Despite being pro choice, I am not a supporter of Planned Parenthood in the financial sense. I have never donated to their organization. I have, however, donated to Susan G. Komen in the past. My support of the charity ended long before their severed relationship with PPFA, for their "pinkwashing" and their corporate partnerships with organizations like KFC. But that's not what this is about. This isn't and shouldn't be about why I don't support Komen.

Instead, it should be a dialogue about how to make this stop. How do we stop stripping American women of their basic healthcare rights based on politics? For me, this is yet another example of how the government and my body – or yours – simply don't mix.

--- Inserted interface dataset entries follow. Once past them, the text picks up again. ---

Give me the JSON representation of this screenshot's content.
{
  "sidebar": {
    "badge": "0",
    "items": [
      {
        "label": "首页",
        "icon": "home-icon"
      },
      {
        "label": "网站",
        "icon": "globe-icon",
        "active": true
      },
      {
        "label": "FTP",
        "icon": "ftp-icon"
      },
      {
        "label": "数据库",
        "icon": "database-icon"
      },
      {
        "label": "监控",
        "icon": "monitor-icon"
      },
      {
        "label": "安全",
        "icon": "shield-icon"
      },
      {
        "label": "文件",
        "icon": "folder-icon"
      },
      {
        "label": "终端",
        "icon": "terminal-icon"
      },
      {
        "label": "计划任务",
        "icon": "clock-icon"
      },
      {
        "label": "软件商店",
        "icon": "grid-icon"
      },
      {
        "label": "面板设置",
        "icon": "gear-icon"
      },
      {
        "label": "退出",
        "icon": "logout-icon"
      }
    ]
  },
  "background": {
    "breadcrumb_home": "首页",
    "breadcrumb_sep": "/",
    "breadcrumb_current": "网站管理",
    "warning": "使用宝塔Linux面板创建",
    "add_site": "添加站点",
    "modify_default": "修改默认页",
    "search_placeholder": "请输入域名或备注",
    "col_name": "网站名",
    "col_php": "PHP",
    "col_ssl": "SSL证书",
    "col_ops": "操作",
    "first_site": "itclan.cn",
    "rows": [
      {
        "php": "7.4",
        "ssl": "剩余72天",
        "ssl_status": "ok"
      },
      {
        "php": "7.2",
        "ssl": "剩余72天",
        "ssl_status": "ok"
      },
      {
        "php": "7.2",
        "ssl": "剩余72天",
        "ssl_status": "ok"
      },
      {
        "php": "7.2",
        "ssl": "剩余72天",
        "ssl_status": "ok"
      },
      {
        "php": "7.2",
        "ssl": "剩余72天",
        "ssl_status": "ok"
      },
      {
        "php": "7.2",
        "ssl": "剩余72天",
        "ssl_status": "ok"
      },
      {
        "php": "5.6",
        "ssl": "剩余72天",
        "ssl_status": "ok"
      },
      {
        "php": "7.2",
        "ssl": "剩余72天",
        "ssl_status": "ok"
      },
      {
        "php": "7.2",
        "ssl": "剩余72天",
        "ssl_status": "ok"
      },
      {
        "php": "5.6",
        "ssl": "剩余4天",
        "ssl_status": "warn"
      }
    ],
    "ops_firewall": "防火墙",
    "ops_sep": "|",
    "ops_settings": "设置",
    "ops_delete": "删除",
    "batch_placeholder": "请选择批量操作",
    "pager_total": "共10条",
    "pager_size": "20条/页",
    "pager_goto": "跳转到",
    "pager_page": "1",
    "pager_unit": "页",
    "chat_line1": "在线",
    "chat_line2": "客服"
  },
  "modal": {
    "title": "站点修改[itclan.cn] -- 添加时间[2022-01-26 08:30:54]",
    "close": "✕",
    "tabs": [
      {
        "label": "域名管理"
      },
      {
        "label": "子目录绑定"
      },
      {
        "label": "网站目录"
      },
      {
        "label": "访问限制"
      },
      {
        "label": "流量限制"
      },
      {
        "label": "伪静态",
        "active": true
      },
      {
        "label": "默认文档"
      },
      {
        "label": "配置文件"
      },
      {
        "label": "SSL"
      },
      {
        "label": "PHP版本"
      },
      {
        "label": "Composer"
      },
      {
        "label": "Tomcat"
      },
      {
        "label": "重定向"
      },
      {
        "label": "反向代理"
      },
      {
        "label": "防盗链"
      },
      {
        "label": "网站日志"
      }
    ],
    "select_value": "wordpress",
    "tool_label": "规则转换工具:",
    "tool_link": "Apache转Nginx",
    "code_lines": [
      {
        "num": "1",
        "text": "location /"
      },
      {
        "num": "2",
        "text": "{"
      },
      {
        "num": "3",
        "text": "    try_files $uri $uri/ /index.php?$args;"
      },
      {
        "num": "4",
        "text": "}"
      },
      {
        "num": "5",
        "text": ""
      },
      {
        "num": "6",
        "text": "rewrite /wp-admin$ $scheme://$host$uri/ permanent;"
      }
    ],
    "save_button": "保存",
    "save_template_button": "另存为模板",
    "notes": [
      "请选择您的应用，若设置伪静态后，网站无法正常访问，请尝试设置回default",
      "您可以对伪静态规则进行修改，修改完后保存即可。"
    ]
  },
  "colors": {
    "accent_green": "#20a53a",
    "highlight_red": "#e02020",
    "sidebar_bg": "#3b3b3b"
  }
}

Nothing, and I mean nothing, should trump a woman's right to basic healthcare. There should be no reason, political or otherwise, to deny funding for breast exams and mammograms. I've had to fight for this right myself, and I am lucky enough to have insurance. Now I stand with and for the millions of women who don't have coverage. They will be the ones who suffer from this action, not Planned Parenthood.

My message to Karen Handel is this: For years, you have claimed to an advocate for breast cancer awareness, and yet now you deny that awareness to hundreds of thousands of women because they choose to have their health exams performed at one particular organization. You are a female who is turning her cheek toward those in need and refusing them the right to the medical testing they deserve. I find your decision deplorable. You are an example of what is fundamentally wrong with this country as it relates to the relationship between politics and healthcare, and I am deeply ashamed to call you a fellow woman.